Multiple toy guns have been pulled from a Florida convenience store after a concerned customer complained they looked too realistic and could create potentially dangerous situations for children playing with them.
Eliseo Way, the father of three who complained, said he specifically thought of Tamir Rice, a 12-year-old boy who was shot and killed by a Cleveland police officer on Nov. 22, 2014.
Officers believed that Rice was carrying a weapon, but it turned out to be a toy gun.
“[The toy guns] just looked too real when I walked into the store and I seen that he had a whole shelf of them,” Way, 37, of Winterhaven, Florida, told ABC News on Wednesday.
“I saw each kid getting killed for each gun. That’s how I looked at it,” Way added.
He was first alerted to the toy guns at his local Citgo after he saw a young boy in his neighborhood playing with one outside.
“I see this kid playing with a gun very similar with how Tamir Rice was [and] I said to myself, if a policeman or irate citizen were to pull up and see him playing with his gun like I would literally see a kid get killed,” Way said.
Way asked the child, who looked to be about 10 years old, where he got the gun and was told the Citgo across the street.
Way said he first went into the store last Wednesday to speak with the store owner, but wasn’t able to do so until Saturday. It was then that he explained to the store owner the dangers of selling such realistic-looking toy guns, he said.
“I had to break it down to him that those guns, in the hands of children, have had those children killed,” Way said.
The Citgo store owner, Muhammad Mia, told ABC Tampa Bay affiliate WFTS that after speaking with Way he not only took the toy guns off the shelf, but will no longer sell ones that don’t clearly mark they are fake.
“I don’t want anything to happen to anybody,” Mia told the station.
Way said he later learned of a federal law that requires any toy guns to have an orange plug inserted into the barrel. However there are exceptions to the law, including traditional BB, paintball, or pellet-firing air guns that expel a projectile through the force of air pressure.
Situations across the country involving fake guns have occurred multiple times in recent years.
In October 2018, a similar incident to the Rice case nearly happened when a Columbus police officer responded to a call about two young black men who had flashed a gun.
Upon arriving at the scene, Officer Peter Casuccio said one of the boys, who were 11 and 13 years old, began to pull the gun out of his waistband before dropping it on the ground. The gun turned out to be a realistic-looking BB gun.
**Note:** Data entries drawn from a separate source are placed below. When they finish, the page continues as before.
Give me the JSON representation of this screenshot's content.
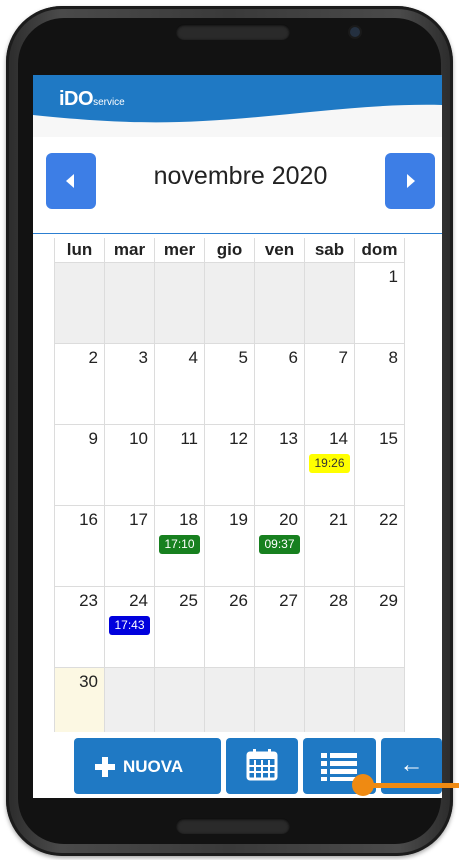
{
  "app": {
    "logo_main": "iDO",
    "logo_sub": "service"
  },
  "calendar": {
    "month_label": "novembre 2020",
    "weekdays": [
      "lun",
      "mar",
      "mer",
      "gio",
      "ven",
      "sab",
      "dom"
    ],
    "weeks": [
      [
        {
          "day": ""
        },
        {
          "day": ""
        },
        {
          "day": ""
        },
        {
          "day": ""
        },
        {
          "day": ""
        },
        {
          "day": ""
        },
        {
          "day": "1"
        }
      ],
      [
        {
          "day": "2"
        },
        {
          "day": "3"
        },
        {
          "day": "4"
        },
        {
          "day": "5"
        },
        {
          "day": "6"
        },
        {
          "day": "7"
        },
        {
          "day": "8"
        }
      ],
      [
        {
          "day": "9"
        },
        {
          "day": "10"
        },
        {
          "day": "11"
        },
        {
          "day": "12"
        },
        {
          "day": "13"
        },
        {
          "day": "14",
          "event": {
            "time": "19:26",
            "color": "#ffff00",
            "text_color": "#333333"
          }
        },
        {
          "day": "15"
        }
      ],
      [
        {
          "day": "16"
        },
        {
          "day": "17"
        },
        {
          "day": "18",
          "event": {
            "time": "17:10",
            "color": "#17801f",
            "text_color": "#ffffff"
          }
        },
        {
          "day": "19"
        },
        {
          "day": "20",
          "event": {
            "time": "09:37",
            "color": "#17801f",
            "text_color": "#ffffff"
          }
        },
        {
          "day": "21"
        },
        {
          "day": "22"
        }
      ],
      [
        {
          "day": "23"
        },
        {
          "day": "24",
          "event": {
            "time": "17:43",
            "color": "#0000dd",
            "text_color": "#ffffff"
          }
        },
        {
          "day": "25"
        },
        {
          "day": "26"
        },
        {
          "day": "27"
        },
        {
          "day": "28"
        },
        {
          "day": "29"
        }
      ],
      [
        {
          "day": "30",
          "today": true
        },
        {
          "day": ""
        },
        {
          "day": ""
        },
        {
          "day": ""
        },
        {
          "day": ""
        },
        {
          "day": ""
        },
        {
          "day": ""
        }
      ]
    ]
  },
  "toolbar": {
    "new_label": "NUOVA",
    "back_label": "←",
    "icons": {
      "new": "plus-icon",
      "calendar": "calendar-icon",
      "list": "list-icon"
    }
  },
  "colors": {
    "brand": "#1f79c4",
    "nav_button": "#3d7ee6",
    "pointer": "#ef8a12"
  }
}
“I could’ve killed you,” Cascuccio can be heard saying to the boys in police body camera footage.
In July of this year, 17-year-old Hannah Williams was shot to death by a police officer in Anaheim, California. Police officials initially said investigators recovered a “possible handgun” at the scene of the shooting, but the Orange County District Attorney’s Office said a BB gun designed to look like a handgun was recovered at the scene next to Williams.
In the Rice case, Officer Timothy Loehmann, who fatally shot the 12-year-old, was fired from his position in 2017 over administrative policy violations but not the shooting. The local police union has appealed the decision to fire Loehmann.
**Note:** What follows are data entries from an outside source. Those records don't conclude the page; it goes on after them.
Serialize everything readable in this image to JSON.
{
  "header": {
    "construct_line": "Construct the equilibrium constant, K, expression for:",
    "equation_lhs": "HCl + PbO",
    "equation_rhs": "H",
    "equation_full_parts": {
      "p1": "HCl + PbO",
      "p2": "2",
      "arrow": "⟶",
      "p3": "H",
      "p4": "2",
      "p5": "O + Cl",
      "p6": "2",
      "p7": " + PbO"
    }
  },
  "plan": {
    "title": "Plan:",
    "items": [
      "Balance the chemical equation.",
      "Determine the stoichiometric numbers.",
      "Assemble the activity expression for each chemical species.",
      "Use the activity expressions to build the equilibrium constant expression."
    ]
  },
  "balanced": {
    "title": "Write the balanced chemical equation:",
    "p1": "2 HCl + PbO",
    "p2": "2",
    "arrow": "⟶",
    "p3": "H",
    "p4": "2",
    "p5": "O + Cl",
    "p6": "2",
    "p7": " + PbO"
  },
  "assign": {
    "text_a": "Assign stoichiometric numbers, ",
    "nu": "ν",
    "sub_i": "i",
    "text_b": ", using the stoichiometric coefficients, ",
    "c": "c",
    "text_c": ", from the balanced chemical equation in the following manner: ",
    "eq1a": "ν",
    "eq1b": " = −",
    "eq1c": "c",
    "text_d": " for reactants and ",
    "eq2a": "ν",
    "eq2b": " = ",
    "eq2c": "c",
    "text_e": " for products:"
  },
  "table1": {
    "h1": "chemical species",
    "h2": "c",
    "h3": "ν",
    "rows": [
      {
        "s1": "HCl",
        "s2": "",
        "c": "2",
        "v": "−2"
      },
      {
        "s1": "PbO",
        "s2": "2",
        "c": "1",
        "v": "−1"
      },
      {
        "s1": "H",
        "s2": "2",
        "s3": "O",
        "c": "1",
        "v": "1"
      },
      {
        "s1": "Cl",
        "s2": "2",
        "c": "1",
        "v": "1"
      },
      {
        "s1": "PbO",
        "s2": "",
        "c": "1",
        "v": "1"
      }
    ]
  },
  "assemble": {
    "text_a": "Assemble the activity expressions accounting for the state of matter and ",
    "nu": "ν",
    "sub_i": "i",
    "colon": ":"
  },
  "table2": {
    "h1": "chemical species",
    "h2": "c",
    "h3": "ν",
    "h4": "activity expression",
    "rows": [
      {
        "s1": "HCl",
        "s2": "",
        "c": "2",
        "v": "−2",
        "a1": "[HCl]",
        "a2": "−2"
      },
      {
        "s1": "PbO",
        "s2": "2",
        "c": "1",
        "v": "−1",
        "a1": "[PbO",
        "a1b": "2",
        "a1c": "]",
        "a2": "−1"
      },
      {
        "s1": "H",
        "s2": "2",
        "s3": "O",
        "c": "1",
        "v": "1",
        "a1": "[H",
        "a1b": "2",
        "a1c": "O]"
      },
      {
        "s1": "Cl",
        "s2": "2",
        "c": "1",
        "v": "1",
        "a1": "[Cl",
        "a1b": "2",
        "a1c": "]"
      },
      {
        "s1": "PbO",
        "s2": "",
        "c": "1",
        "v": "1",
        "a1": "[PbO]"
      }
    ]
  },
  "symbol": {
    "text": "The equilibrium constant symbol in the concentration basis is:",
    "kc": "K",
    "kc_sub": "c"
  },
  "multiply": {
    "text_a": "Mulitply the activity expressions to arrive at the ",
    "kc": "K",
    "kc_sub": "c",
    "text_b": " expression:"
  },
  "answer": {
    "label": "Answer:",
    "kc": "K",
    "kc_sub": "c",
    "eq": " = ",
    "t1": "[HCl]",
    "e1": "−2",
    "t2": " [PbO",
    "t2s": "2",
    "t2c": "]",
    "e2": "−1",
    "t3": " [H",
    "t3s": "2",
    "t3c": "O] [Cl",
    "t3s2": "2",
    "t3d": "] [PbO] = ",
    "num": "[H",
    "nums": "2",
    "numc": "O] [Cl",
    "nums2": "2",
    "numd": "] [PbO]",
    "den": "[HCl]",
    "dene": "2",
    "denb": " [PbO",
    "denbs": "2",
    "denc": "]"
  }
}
Way said he hoped the store’s decision to remove the toy guns helped to prevent any untimely deaths.
“I’m hoping to eliminate all these hypothetical scenarios that aren’t so hypothetical these days,” he said.
This article was originally sourced from here.